You know the bull will soon drop to its knees, pink froth at the nostrils, eyes rolling up inside the skull, instinctively thrashing the air with sluggish horns. It doesn’t know the contest is now a formality – like democracy in Canada.
Last May's election literally made Harper the King of the Hill. And, these days, he does whatever he wants to. But, Harris asks, how long will the people in the seats allow the bull's torture to continue?
But what about all those spectators sitting in the arena watching the bull’s slow and sloppy death in the dust? Will the daily bludgeoning of democratic institutions become the new normal or will it offend? Might it even become the proffered evidence of Stephen Harper’s superiority and fitness to govern? After all, this is a torero who goes for ears, nose and tail with brio.
Today, writes Susan Riley, there are signs that the spectators are tiring of the show. And some of the people who won't take it any more are Conservatives:
The dissidents are mostly Progressive Conservatives, but not exclusively. This week, for instance, former Alberta Reform MP Bob Mills joined Green Party Leader Elizabeth May in decrying the elimination of the National Roundtable on the Environment and the Economy (a Mulroney-era initiative.)
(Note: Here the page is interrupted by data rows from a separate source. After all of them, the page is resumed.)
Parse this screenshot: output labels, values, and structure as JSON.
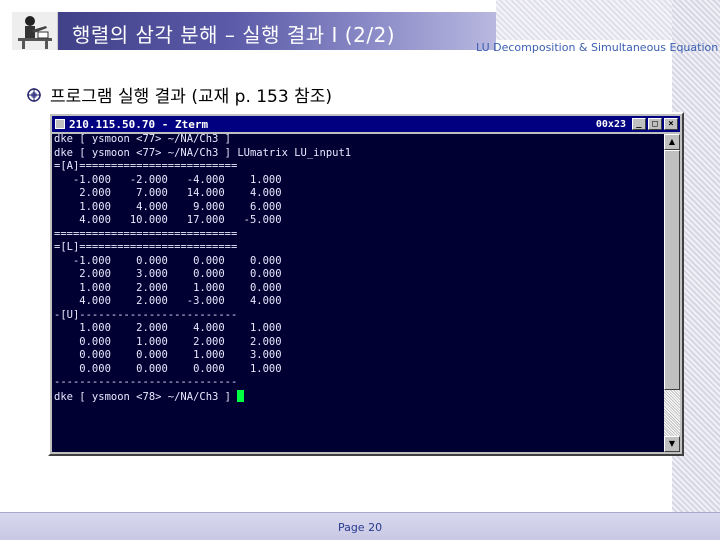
{
  "slide": {
    "title": "행렬의 삼각 분해 – 실행 결과 I (2/2)",
    "subtitle": "LU Decomposition & Simultaneous Equation",
    "bullet": "프로그램 실행 결과 (교재 p. 153 참조)",
    "page_label": "Page 20"
  },
  "xterm": {
    "title": "210.115.50.70 - Zterm",
    "size_label": "00x23",
    "buttons": {
      "minimize": "_",
      "maximize": "□",
      "close": "×"
    },
    "lines": [
      "dke [ ysmoon <77> ~/NA/Ch3 ]",
      "dke [ ysmoon <77> ~/NA/Ch3 ] LUmatrix LU_input1",
      "=[A]=========================",
      "   -1.000   -2.000   -4.000    1.000",
      "    2.000    7.000   14.000    4.000",
      "    1.000    4.000    9.000    6.000",
      "    4.000   10.000   17.000   -5.000",
      "=============================",
      "=[L]=========================",
      "   -1.000    0.000    0.000    0.000",
      "    2.000    3.000    0.000    0.000",
      "    1.000    2.000    1.000    0.000",
      "    4.000    2.000   -3.000    4.000",
      "-[U]-------------------------",
      "    1.000    2.000    4.000    1.000",
      "    0.000    1.000    2.000    2.000",
      "    0.000    0.000    1.000    3.000",
      "    0.000    0.000    0.000    1.000",
      "-----------------------------",
      "dke [ ysmoon <78> ~/NA/Ch3 ] "
    ]
  },
  "icons": {
    "logo": "teacher-at-desk-icon",
    "bullet": "bullet-ornament-icon",
    "terminal": "terminal-app-icon"
  },
  "colors": {
    "title_band_dark": "#3a3a80",
    "terminal_bg": "#000033",
    "terminal_fg": "#e8e8ff",
    "cursor": "#00ff40",
    "titlebar": "#000080",
    "subtitle_text": "#3b5fb0"
  }
}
More importantly, there is rebellion brewing in Harper's own backyard:
Harper, busy defending the dinosaurs, risks being eclipsed by newly-visible conservative moderates like [Alison] Redford. While the prime minister remains determined to remove any obstacle to rapid development of Canada’s resources, environment be damned, Redford insists on sustainability. While Harper is quick to exploit divisions — portraying Alberta as a potential victim of mythic eastern bastards — Redford is promoting a pan-Canadian energy strategy, led by Alberta. In tone, Harper is tough, impatient and secretive — note the many surprises buried in his omnibus budget bill — while Redford preaches inclusiveness and transparency. She will be the first Alberta premier ever to launch Edmonton’s pride festivities.
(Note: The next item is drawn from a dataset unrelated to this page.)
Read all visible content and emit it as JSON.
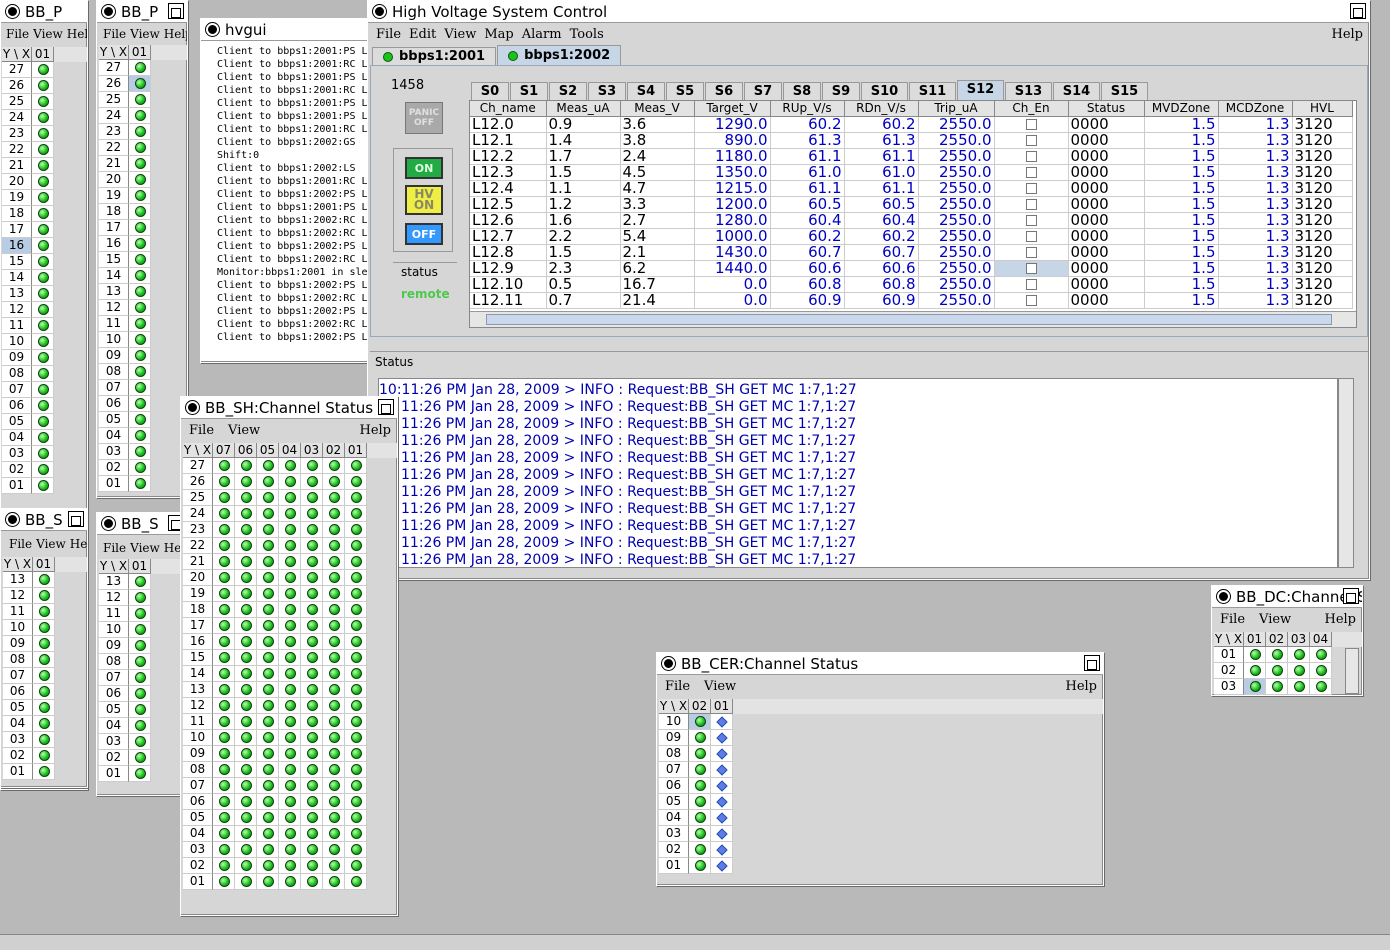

It's still too early to make predictions, of course. But a wounded bull is an angry bull. And Harper could find himself hoisted on more than the horns of a dilemma.